INCOMING tax bureau chief Lilia C. Guillermo on Wednesday said she would enforce the collection of the unpaid estate tax of the late dictator Ferdinand E. Marcos, as ordered by the courts.
“I have not seen any documents about it,” she told the ABS-CBN News Channel. “If that’s final and executory, then it is our mandate to collect.”
The unpaid estate tax was worth P23 billion in 1997 and had ballooned to more than P200 billion due to interests and other fees, according to former Supreme Court Justice Antonio T. Carpio.
Ferdinand R. Marcos, Jr., the son of the late dictator, won the May 9 presidential election by a landslide and will start his single six-year term on June 30.
In December, the tax agency sent a written demand to the Marcos family to settle the tax.
The court-approved heirs of Mr. Marcos are his widow Imelda and his only son, Marcos Jr. who is popularly known as “Bongbong.”
Ms. Guillermo said she had not discussed the matter with Mr. Marcos, who tapped her to head of the Bureau of Internal Revenue (BIR). The Marcoses have remained mum on the issue.
“I don’t know if that’s really P200 billion, and maybe if that’s really the amount, imagine it will really help collections of BIR,” Ms. Guillermo said.
Estate tax is a tax “on the right of the deceased person to transmit his/her estate to his/her lawful heirs and beneficiaries at the time of death and on certain transfers,” according to the BIR. “It is not a tax on property.”
The incoming BIR chief said the Marcoses would become “role models” if their unpaid estate tax was settled.
“In the event I have to collect or BIR has to collect, I will say this is the amount,” she said. “‘Can you be a role model?’”
“But I should have the correct data, I should know what really is in that decision,” she added. “I will explain it to him.”
Ms. Guillermo, who had served at the BIR for decades, heads the Philippine central bank’s technology and digital innovation office.
She vowed to push the digitalization of the BIR to improve collection.
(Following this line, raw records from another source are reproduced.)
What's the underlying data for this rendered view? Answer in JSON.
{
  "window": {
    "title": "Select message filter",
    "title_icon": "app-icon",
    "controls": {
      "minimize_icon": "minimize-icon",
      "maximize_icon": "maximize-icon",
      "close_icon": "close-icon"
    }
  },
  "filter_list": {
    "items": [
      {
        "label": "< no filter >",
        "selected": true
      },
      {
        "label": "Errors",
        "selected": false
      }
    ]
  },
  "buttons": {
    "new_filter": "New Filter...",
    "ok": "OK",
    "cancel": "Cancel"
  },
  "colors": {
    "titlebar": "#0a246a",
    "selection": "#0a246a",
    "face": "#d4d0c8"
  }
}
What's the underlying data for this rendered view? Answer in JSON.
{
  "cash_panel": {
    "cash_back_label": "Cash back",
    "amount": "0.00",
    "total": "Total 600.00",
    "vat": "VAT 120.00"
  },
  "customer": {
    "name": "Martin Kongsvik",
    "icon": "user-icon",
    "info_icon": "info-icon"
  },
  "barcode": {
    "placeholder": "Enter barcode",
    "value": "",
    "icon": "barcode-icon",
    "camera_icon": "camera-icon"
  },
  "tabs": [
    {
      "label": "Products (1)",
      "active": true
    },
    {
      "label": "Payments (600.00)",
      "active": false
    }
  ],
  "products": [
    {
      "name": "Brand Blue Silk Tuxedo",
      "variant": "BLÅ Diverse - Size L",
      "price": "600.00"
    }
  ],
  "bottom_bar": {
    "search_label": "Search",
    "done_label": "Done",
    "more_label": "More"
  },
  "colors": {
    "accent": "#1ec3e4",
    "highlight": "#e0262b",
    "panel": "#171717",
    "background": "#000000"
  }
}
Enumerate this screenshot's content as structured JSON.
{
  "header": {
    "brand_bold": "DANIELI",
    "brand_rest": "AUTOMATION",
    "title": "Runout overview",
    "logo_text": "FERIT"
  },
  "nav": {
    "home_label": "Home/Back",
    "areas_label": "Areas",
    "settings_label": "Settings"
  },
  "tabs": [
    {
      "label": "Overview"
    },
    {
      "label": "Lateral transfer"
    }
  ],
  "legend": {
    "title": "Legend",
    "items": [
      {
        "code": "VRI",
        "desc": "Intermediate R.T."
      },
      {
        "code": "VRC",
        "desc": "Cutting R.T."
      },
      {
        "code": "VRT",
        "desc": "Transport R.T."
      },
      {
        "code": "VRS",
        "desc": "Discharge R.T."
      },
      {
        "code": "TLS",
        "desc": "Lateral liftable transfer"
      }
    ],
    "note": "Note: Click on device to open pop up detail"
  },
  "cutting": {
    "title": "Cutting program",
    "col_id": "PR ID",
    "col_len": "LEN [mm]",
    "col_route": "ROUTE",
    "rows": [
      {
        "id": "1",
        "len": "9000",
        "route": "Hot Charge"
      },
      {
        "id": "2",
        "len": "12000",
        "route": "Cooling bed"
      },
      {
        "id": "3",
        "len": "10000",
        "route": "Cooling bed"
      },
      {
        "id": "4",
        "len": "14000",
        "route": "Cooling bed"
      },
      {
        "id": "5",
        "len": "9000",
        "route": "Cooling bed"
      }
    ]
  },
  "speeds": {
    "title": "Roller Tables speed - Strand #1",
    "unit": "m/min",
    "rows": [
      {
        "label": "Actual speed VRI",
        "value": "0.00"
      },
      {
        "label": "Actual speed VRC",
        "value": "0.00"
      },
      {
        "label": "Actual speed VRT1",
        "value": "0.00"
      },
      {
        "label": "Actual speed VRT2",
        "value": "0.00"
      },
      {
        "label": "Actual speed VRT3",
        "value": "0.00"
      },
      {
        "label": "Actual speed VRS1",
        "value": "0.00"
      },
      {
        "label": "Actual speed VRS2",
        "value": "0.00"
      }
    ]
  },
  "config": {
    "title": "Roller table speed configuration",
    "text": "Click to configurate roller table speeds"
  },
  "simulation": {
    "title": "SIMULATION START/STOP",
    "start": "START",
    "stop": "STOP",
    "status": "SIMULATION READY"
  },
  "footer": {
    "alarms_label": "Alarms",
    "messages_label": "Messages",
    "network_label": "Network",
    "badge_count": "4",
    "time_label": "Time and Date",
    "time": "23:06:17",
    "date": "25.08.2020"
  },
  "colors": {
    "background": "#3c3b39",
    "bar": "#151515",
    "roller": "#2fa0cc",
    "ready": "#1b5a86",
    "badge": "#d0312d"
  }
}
She noted that 97% of tax collections come from voluntary payments, while only 3% are paid after investigations.
“We will make it easy for taxpayers,” said Ms. Guillermo, who promised to hire big data scientists and make her decisions data-driven.
She also said she would ensure that social media influencers pay the right taxes. — Kyle Aristophere T. Atienza